I’ve been told I have daddy issues, but these issues were given to me, passed on and awarded as a daughter to a man, dare I exist without his looming anxieties and fear. Sometimes I struggle to discern what’s his and what’s mine and, of course, that’s the goal: that what is men’s becomes law and truth and we ought to wholeheartedly agree or else. Believing this shame is my own is the ultimate gaslight, innit?
Because I *should* be embarrassed about being a whore, I *should* be disgusted about “giving my body away.” I *should* want to “save” myself for whoever and what the fuck ever. Those are things that I’m supposed to want …I am supposed to want the things the men of the world want for me. You don’t realize how much you’ve internalized patriarchy until you’re faced with your father and for that I am grateful he was never around. Because I was able to go most of my life without being consumed with that direct anxiety around what a man would think, what *the* man would think. I was not stunted by patriarchy living in my home and monitoring my every move. Men in the home? I don’t know her. I cringe to imagine how fathers’ rules live within our mothers and queer uncles; even when dads are not around, we damn near can’t escape it.
But him being absent also meant I did not build a muscle to stiff the “most important” man – I can rebel against bosses, peers, men on the street, my middle school principal, and neighbors but …that *one* man? I need practice. I need practice planting my feet, being firm and screaming “fuck you” to the person who is positioned as the head of household. The one who give permission to marry. The one with the loaded shotgun when “boys come around.” The almighty father.
Fathers are a terrifying concept. Destroy them and the fear they pass on.
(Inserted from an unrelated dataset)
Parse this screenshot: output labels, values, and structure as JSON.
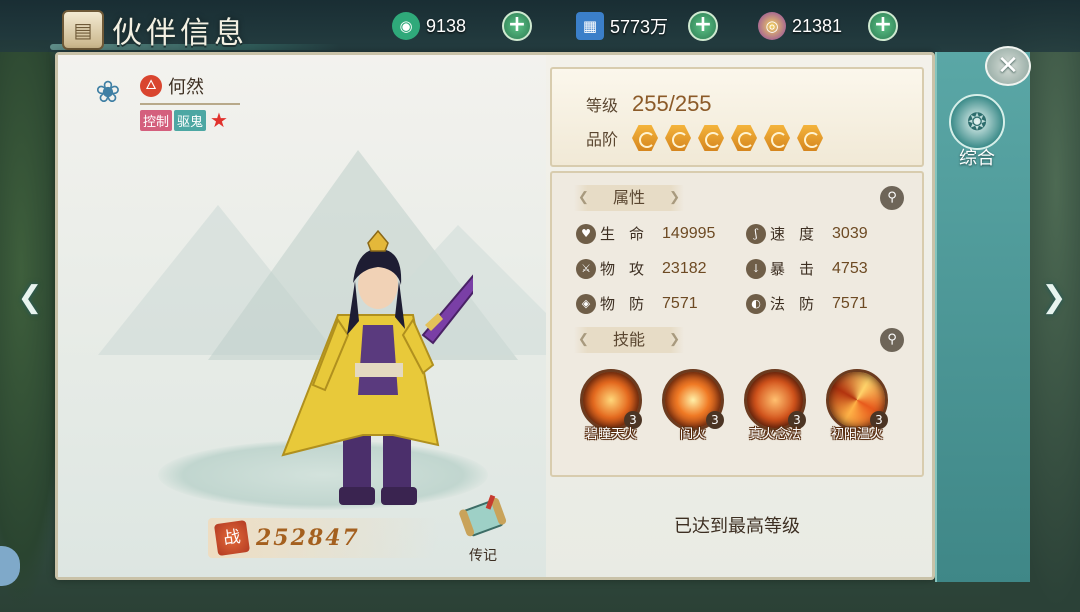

Even dads who aren’t actively scary, the loving ones, soft and kind: how have they impacted you? What of his do you carry? And if not his, dads in general. How have dads informed your relationship with your body, your idea of work/productivity, what contributing to a relationship looks like, what’s expected of you in certain settings or even how to pick and choose your words to not be too loud or too bold? These are imprints of fathers and we all have them, even if our fathers are kind and funny, even if we don’t have fathers at all. Patriarchy doesn’t skip a generation because your dad did the dishes, held you when you were sad or loved your mother with all his heart.
Who would you be without patriarchy as a personality trait?
This goes beyond jogging at night and wearing what you want, patriarchy is so embedded into our entire understanding of ourselves. It shapes who we think we ought to be and how we show up in any given space. Pondering this question requires a level of imagination perhaps we can’t even access. Because even our dreams and subconscious know the rules.
I don’t know what I need to create that version of myself in this world to plainly say, without fear and with pride, who I am to my father. We aren’t given the luxury of being individuals when patriarchy lives within our family tree. So, the best I can do is remind myself that my daddy issues aren’t mine at all, they are his to hold. And I can choose to believe that my identity is more important than an “ideal” version of myself created by men.
Update: I told my dad I was a sex worker. It was not without fear, but I allowed my fear and pride to co-exist and the words did leave my mouth, even though I struggled to say them. He was more uncomfortable than me and, with less tolerance for unpleasant emotions, the conversation ended abruptly with a swift change in topic. And so, life continues.